===== RECORDS SUPPLIED
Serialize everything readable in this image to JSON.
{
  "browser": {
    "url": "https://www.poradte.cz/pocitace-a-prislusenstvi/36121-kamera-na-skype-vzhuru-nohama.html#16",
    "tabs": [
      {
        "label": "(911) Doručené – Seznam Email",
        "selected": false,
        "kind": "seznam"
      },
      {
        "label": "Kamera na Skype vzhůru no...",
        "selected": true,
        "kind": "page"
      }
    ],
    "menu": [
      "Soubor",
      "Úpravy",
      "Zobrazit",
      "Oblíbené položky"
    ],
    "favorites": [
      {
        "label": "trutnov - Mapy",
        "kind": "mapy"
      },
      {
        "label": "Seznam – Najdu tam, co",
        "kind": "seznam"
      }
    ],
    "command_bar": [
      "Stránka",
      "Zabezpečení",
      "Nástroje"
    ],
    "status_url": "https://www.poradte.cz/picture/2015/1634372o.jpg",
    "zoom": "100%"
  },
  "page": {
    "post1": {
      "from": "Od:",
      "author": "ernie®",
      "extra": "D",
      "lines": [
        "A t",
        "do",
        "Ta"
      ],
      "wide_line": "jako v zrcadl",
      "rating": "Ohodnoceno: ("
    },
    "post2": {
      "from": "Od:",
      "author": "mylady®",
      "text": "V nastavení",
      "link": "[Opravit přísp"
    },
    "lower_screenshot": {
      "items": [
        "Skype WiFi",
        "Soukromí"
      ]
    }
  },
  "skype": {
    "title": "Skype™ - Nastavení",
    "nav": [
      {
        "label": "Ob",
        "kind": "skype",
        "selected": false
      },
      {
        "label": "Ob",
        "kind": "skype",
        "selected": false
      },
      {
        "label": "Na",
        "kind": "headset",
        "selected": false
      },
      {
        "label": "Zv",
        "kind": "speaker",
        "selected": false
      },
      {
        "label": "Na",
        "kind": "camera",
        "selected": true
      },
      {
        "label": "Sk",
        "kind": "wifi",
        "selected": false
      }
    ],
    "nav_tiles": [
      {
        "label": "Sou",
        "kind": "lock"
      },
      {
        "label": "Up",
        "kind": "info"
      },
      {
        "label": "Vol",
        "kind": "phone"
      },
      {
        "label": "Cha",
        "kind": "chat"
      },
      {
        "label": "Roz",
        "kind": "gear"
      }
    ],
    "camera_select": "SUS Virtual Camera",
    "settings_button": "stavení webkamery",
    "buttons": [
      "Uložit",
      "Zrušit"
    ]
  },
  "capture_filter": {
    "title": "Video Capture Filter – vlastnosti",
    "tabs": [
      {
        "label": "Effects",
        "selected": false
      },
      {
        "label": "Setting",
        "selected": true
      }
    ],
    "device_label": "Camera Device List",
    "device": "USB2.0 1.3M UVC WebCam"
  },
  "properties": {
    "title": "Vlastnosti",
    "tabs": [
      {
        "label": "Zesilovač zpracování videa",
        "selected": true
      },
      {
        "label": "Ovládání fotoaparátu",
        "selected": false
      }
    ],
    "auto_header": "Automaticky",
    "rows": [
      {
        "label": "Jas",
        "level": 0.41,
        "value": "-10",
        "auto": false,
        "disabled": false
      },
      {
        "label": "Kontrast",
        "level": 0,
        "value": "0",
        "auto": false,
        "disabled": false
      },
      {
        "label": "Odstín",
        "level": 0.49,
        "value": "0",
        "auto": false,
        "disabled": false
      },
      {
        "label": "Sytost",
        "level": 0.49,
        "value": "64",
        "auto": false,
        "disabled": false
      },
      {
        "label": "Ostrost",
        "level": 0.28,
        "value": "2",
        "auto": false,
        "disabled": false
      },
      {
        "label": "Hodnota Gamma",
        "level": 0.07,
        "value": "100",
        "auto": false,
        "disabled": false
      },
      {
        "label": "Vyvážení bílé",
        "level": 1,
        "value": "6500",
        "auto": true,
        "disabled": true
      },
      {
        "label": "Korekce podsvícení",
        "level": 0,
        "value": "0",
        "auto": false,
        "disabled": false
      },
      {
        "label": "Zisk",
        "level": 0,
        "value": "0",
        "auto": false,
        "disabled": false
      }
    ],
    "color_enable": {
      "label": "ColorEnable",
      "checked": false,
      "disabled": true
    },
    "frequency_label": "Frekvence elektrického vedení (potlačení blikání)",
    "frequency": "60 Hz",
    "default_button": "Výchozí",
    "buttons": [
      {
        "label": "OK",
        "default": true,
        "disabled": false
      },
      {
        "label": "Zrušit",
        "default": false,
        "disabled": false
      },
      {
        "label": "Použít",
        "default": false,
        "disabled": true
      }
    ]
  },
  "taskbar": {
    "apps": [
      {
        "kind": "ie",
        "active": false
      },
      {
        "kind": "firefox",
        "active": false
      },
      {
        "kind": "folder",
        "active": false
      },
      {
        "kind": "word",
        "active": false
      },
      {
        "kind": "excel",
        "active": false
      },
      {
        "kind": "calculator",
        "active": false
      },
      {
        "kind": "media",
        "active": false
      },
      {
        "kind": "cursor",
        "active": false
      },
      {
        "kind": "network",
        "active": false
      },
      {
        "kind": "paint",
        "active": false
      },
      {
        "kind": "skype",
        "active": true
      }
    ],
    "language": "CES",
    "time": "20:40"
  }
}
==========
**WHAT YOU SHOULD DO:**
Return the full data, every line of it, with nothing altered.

**RESULT OF THE EXERCISE:**
Serialize everything readable in this image to JSON.
{
  "browser": {
    "url": "https://www.poradte.cz/pocitace-a-prislusenstvi/36121-kamera-na-skype-vzhuru-nohama.html#16",
    "tabs": [
      {
        "label": "(911) Doručené – Seznam Email",
        "selected": false,
        "kind": "seznam"
      },
      {
        "label": "Kamera na Skype vzhůru no...",
        "selected": true,
        "kind": "page"
      }
    ],
    "menu": [
      "Soubor",
      "Úpravy",
      "Zobrazit",
      "Oblíbené položky"
    ],
    "favorites": [
      {
        "label": "trutnov - Mapy",
        "kind": "mapy"
      },
      {
        "label": "Seznam – Najdu tam, co",
        "kind": "seznam"
      }
    ],
    "command_bar": [
      "Stránka",
      "Zabezpečení",
      "Nástroje"
    ],
    "status_url": "https://www.poradte.cz/picture/2015/1634372o.jpg",
    "zoom": "100%"
  },
  "page": {
    "post1": {
      "from": "Od:",
      "author": "ernie®",
      "extra": "D",
      "lines": [
        "A t",
        "do",
        "Ta"
      ],
      "wide_line": "jako v zrcadl",
      "rating": "Ohodnoceno: ("
    },
    "post2": {
      "from": "Od:",
      "author": "mylady®",
      "text": "V nastavení",
      "link": "[Opravit přísp"
    },
    "lower_screenshot": {
      "items": [
        "Skype WiFi",
        "Soukromí"
      ]
    }
  },
  "skype": {
    "title": "Skype™ - Nastavení",
    "nav": [
      {
        "label": "Ob",
        "kind": "skype",
        "selected": false
      },
      {
        "label": "Ob",
        "kind": "skype",
        "selected": false
      },
      {
        "label": "Na",
        "kind": "headset",
        "selected": false
      },
      {
        "label": "Zv",
        "kind": "speaker",
        "selected": false
      },
      {
        "label": "Na",
        "kind": "camera",
        "selected": true
      },
      {
        "label": "Sk",
        "kind": "wifi",
        "selected": false
      }
    ],
    "nav_tiles": [
      {
        "label": "Sou",
        "kind": "lock"
      },
      {
        "label": "Up",
        "kind": "info"
      },
      {
        "label": "Vol",
        "kind": "phone"
      },
      {
        "label": "Cha",
        "kind": "chat"
      },
      {
        "label": "Roz",
        "kind": "gear"
      }
    ],
    "camera_select": "SUS Virtual Camera",
    "settings_button": "stavení webkamery",
    "buttons": [
      "Uložit",
      "Zrušit"
    ]
  },
  "capture_filter": {
    "title": "Video Capture Filter – vlastnosti",
    "tabs": [
      {
        "label": "Effects",
        "selected": false
      },
      {
        "label": "Setting",
        "selected": true
      }
    ],
    "device_label": "Camera Device List",
    "device": "USB2.0 1.3M UVC WebCam"
  },
  "properties": {
    "title": "Vlastnosti",
    "tabs": [
      {
        "label": "Zesilovač zpracování videa",
        "selected": true
      },
      {
        "label": "Ovládání fotoaparátu",
        "selected": false
      }
    ],
    "auto_header": "Automaticky",
    "rows": [
      {
        "label": "Jas",
        "level": 0.41,
        "value": "-10",
        "auto": false,
        "disabled": false
      },
      {
        "label": "Kontrast",
        "level": 0,
        "value": "0",
        "auto": false,
        "disabled": false
      },
      {
        "label": "Odstín",
        "level": 0.49,
        "value": "0",
        "auto": false,
        "disabled": false
      },
      {
        "label": "Sytost",
        "level": 0.49,
        "value": "64",
        "auto": false,
        "disabled": false
      },
      {
        "label": "Ostrost",
        "level": 0.28,
        "value": "2",
        "auto": false,
        "disabled": false
      },
      {
        "label": "Hodnota Gamma",
        "level": 0.07,
        "value": "100",
        "auto": false,
        "disabled": false
      },
      {
        "label": "Vyvážení bílé",
        "level": 1,
        "value": "6500",
        "auto": true,
        "disabled": true
      },
      {
        "label": "Korekce podsvícení",
        "level": 0,
        "value": "0",
        "auto": false,
        "disabled": false
      },
      {
        "label": "Zisk",
        "level": 0,
        "value": "0",
        "auto": false,
        "disabled": false
      }
    ],
    "color_enable": {
      "label": "ColorEnable",
      "checked": false,
      "disabled": true
    },
    "frequency_label": "Frekvence elektrického vedení (potlačení blikání)",
    "frequency": "60 Hz",
    "default_button": "Výchozí",
    "buttons": [
      {
        "label": "OK",
        "default": true,
        "disabled": false
      },
      {
        "label": "Zrušit",
        "default": false,
        "disabled": false
      },
      {
        "label": "Použít",
        "default": false,
        "disabled": true
      }
    ]
  },
  "taskbar": {
    "apps": [
      {
        "kind": "ie",
        "active": false
      },
      {
        "kind": "firefox",
        "active": false
      },
      {
        "kind": "folder",
        "active": false
      },
      {
        "kind": "word",
        "active": false
      },
      {
        "kind": "excel",
        "active": false
      },
      {
        "kind": "calculator",
        "active": false
      },
      {
        "kind": "media",
        "active": false
      },
      {
        "kind": "cursor",
        "active": false
      },
      {
        "kind": "network",
        "active": false
      },
      {
        "kind": "paint",
        "active": false
      },
      {
        "kind": "skype",
        "active": true
      }
    ],
    "language": "CES",
    "time": "20:40"
  }
}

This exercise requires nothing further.